The former magistrate
who journeys into space
WHEN he began writing
science fiction stories for
children, Walter Hughes, a
former Bilston magistrate,
reversed his name.
"I really didn't expect to get then
published and when I did I thought I'd
get my legg pulled by people who knew
me," he said at his home in Elm
Avenue, Bilston. "The publishers asked
me what name I wanted to use and I
could only think of turning my name
Now he is stuck with it. Young
people in many countries who eagerly
await his forthcoming books, know him
as Hugh Walters, author of 20 books
for the 11-to-16 age group. His latest,
The Dark Triangle (Faber and
Faber, £4.95), is based on the Ber-
muda Triangle in the Western
Atlantic, where ships and aircraft are
said to have disappeared without trace.
The story suggests a political cover-
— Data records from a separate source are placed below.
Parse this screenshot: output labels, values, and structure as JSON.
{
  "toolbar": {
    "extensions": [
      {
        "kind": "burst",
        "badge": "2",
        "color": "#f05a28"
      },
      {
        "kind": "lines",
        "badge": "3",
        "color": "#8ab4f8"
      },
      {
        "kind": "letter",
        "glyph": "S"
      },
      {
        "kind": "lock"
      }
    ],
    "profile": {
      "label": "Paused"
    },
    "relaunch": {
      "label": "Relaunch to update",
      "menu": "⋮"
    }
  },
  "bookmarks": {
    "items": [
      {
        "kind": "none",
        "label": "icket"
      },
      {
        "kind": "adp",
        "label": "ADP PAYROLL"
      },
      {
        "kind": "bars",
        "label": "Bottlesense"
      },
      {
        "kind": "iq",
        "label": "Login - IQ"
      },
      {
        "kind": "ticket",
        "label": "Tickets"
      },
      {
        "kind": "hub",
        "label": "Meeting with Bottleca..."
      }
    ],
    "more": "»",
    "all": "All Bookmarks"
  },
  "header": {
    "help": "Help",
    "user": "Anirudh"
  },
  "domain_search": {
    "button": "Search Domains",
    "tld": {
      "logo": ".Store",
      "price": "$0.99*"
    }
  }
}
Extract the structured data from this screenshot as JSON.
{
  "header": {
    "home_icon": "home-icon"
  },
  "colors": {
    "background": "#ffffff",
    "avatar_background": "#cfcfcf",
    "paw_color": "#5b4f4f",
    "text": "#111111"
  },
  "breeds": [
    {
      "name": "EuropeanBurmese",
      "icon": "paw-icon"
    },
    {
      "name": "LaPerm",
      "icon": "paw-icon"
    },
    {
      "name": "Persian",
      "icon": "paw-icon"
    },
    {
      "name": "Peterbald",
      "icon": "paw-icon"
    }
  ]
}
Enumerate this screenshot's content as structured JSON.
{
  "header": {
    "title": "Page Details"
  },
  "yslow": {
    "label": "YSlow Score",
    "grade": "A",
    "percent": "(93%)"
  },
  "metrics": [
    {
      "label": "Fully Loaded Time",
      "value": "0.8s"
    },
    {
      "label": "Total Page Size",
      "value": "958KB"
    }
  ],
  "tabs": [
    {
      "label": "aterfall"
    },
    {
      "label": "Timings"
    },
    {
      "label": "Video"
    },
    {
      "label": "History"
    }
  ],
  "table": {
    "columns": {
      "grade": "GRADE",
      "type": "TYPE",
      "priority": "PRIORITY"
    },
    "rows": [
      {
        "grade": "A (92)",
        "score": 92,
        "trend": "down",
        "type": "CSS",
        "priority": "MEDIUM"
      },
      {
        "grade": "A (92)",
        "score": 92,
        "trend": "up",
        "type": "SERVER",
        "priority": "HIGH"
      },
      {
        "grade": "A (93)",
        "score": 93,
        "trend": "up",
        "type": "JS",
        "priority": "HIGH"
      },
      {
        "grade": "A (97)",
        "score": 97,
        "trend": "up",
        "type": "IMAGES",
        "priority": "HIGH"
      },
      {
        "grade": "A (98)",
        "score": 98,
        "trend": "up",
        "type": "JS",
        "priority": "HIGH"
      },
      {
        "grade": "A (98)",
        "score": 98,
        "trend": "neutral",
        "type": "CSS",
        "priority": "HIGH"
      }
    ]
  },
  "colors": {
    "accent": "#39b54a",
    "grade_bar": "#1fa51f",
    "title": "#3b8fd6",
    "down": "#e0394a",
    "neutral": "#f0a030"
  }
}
by RAY SEATON
up. But when the British Prime
Minister and the United States Presi-
dent disappear, the mystery can no
longer be ignored.
The United Stations Exploration
Agency is called to investigate and the
scene is set for a series of strange
Mr Hughes, a company director, does
not accept that his stories are
fantasies. He prefers to think of them
as stories based on scientific facts. He
does a lot of research to get the detail
right, a lesson he learned after a spate
of letters from young readers correct-
ing him when he got wrong the
position of Venus in one of his stories.
"They are clued-up these days," he
said. "I make sure of getting factual
detail." He has visited Cape Canaveral
and Houston space stations.
He writes two books a year, keeping
to a regular routine of working for an
hour each morning, 7 am to 8 am,
before leaving for his office. "I'm at my
brightest then, but I write again in the
evenings if I feel like it."
Two years ago another publisher,
Abelard and Schuman, asked him to
write similar stories for the seven to 11
age group. Another, Scholar on the
Moon, is due out soon, bringing his
total to 23.
Current developments in space
travel provide a spur and a challenge.
"If I deal with Saturn in a future book I
shall have to take into account the
recent probe," he said.
His earlier books were straightfor-
ward space fiction. Now he has intro-
duced elements of detection to add to
the excitement of interplanetary
travel. At the age of 70, he is still
looking out for new ideas and bringing
himself up to date with the scientific
world for his brand of escapism.
Hughes: A lot
writes . . .